▶ **Task requirements**:
Say how many lines of the data contain "bold", and nothing more.

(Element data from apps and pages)

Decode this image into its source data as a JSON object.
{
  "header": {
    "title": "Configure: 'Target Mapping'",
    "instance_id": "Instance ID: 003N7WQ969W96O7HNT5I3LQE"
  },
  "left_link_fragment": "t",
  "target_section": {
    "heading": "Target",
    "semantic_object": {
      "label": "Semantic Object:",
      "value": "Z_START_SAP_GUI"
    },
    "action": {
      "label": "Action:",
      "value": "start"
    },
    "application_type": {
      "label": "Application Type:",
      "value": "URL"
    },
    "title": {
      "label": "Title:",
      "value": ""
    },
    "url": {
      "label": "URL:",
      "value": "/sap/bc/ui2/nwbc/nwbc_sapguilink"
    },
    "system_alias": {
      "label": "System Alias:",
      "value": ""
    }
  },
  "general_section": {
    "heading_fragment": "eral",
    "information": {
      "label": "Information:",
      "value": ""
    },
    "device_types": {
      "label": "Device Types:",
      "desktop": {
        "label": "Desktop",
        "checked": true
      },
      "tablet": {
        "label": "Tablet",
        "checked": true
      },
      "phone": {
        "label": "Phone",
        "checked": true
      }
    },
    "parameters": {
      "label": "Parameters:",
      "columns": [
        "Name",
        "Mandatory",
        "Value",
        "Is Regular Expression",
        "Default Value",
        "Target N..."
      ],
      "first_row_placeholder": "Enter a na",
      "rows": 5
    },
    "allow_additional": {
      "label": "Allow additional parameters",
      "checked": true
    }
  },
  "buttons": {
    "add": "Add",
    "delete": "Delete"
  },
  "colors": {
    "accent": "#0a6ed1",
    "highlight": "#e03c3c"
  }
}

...

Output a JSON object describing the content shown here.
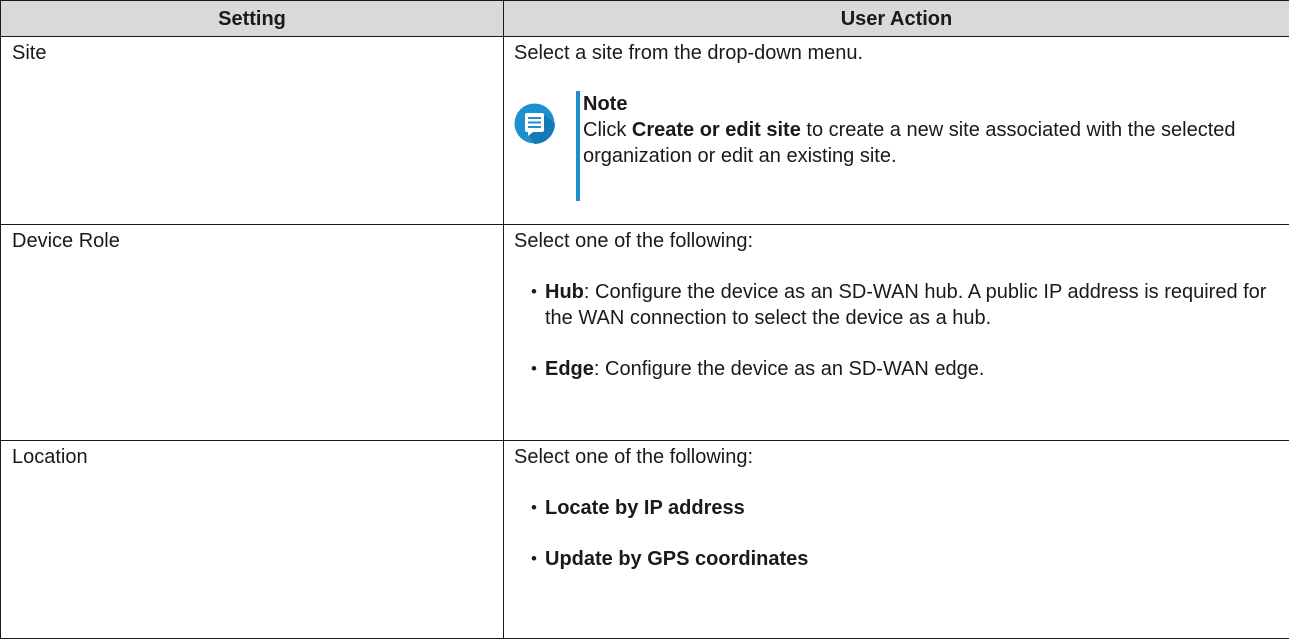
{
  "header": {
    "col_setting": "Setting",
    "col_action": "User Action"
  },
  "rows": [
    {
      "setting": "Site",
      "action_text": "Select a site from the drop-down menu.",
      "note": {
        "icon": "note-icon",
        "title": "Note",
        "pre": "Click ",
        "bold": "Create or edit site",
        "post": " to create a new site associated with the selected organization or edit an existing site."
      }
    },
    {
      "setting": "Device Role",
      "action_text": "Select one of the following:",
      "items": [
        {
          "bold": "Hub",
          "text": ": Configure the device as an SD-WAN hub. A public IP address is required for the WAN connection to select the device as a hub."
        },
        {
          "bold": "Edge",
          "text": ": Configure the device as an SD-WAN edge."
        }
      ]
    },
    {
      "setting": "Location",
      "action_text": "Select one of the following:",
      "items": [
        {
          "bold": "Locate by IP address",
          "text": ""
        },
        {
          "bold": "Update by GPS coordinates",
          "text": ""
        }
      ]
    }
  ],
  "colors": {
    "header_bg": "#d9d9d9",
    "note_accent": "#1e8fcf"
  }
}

▶ **Your solution**:
5